“We’re not compatible.”
“We don’t need to be. We’ll be working together. Nothing personal.”
She was saying the things he wanted to hear—no drama, no fuss, no connection. Why didn’t he believe her?
Admittedly, it wasn’t so much her he didn’t believe, it was himself.
Except for his sister, he was around men all the time. After his divorce, he needed his life to be that way. But there were moments when the sound of a soft voice or a passing whiff of perfume reminded him of the man he used to be.
Which only pissed him off more.
“I was planning to hire a guy who used to be a sergeant,” he said.
She cleared the dishes from the table. “You certainly could use some discipline.”
Though he ground his teeth, he took the dishes from her hands. “I’ll do this. You cooked.” Surprise flickered through her eyes. “I may lack discipline, but I’m fair.”

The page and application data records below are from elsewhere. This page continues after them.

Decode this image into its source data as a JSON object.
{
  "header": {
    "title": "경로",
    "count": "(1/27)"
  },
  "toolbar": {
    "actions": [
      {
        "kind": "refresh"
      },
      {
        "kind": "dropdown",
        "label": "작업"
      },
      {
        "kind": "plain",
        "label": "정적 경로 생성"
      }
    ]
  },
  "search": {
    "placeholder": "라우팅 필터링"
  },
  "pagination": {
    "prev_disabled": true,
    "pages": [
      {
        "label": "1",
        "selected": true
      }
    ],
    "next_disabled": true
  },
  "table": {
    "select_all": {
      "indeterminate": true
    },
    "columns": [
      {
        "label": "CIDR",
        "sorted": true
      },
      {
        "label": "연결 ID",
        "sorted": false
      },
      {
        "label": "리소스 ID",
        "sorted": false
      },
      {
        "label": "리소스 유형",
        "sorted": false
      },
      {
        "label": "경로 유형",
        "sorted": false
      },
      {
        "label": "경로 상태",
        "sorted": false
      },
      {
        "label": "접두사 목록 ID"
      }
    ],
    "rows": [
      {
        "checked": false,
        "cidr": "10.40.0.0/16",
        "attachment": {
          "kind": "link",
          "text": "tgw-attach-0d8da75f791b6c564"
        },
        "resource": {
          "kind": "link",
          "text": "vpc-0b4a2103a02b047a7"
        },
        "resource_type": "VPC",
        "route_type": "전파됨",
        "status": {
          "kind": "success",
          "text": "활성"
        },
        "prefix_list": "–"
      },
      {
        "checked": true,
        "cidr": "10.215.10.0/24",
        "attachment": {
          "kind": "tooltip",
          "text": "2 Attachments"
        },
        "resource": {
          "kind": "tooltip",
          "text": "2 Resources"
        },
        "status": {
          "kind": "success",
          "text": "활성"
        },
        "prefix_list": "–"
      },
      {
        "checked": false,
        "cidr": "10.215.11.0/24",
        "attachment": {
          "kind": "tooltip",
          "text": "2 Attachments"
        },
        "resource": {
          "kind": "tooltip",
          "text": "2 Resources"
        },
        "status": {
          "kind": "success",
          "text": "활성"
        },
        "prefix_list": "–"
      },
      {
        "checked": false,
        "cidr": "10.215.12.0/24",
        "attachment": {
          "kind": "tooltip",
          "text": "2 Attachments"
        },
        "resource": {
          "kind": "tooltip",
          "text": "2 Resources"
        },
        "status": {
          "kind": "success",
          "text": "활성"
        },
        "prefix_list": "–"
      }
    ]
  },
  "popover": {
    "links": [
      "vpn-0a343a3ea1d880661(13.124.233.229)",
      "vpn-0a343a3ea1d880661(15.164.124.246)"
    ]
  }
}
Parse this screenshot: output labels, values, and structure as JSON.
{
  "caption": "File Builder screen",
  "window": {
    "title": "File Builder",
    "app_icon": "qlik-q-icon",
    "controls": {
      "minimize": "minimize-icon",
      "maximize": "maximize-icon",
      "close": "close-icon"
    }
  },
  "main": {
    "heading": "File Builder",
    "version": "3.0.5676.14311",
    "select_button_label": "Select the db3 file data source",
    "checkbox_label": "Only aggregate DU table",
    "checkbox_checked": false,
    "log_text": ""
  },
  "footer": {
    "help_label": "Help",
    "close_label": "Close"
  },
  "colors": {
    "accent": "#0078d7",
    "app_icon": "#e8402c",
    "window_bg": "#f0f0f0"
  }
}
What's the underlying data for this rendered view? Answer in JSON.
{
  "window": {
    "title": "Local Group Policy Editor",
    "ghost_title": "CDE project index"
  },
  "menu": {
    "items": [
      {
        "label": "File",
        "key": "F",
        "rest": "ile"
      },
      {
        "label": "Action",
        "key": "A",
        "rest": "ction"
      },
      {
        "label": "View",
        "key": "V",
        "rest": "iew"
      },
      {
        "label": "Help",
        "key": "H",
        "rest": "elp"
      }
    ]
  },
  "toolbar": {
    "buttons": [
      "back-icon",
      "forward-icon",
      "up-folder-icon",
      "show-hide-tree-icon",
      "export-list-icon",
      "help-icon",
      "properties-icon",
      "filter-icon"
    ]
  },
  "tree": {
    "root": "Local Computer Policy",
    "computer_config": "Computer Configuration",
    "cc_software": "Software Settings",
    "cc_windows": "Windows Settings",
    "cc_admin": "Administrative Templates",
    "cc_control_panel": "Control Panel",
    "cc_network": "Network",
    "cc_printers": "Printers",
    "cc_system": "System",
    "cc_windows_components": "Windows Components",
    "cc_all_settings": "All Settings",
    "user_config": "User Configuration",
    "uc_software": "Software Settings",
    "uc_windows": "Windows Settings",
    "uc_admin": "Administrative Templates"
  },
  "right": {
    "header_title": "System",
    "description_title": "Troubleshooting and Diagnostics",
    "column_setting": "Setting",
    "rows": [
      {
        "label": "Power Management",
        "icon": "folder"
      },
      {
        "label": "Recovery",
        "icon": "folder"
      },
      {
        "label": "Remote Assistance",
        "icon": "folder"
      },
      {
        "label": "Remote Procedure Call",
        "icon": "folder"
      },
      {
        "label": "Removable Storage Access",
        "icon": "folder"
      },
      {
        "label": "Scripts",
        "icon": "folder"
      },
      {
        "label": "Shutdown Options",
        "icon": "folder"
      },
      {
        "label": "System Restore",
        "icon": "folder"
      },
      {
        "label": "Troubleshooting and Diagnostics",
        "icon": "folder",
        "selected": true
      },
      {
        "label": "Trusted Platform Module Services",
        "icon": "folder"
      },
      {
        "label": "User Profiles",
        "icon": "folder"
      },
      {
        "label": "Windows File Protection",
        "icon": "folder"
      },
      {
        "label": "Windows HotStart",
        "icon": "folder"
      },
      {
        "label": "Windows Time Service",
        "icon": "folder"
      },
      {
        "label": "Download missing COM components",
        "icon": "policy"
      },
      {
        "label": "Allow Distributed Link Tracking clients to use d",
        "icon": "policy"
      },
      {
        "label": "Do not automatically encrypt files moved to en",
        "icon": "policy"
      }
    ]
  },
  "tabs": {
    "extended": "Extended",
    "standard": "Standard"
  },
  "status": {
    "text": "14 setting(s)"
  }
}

She moved aside so he could rinse the dishes. “I’m sorry if I was abrupt. I was just telling you how I see things. There’s no point in pretending now, then confusing you later when you realize I’m a hard-ass.”
“You don’t look much like a hard-ass.”
“My size throws a lot of people off.”
His gaze slid from her face down her tiny frame. “I’ll bet.”
“I have four older brothers who are easily your size. I can hold my own with them. I can certainly handle you.”
set off a sensual spark in his brain, but he tamped it down. An attraction to his therapist wasn’t a complication he needed. He closed the dishwasher and leaned back against it, crossing his arms over his chest. He wasn’t in the same shape he’d been as a driver, but he was fairly certain he could lift her over his head without breaking a sweat. “Can you?”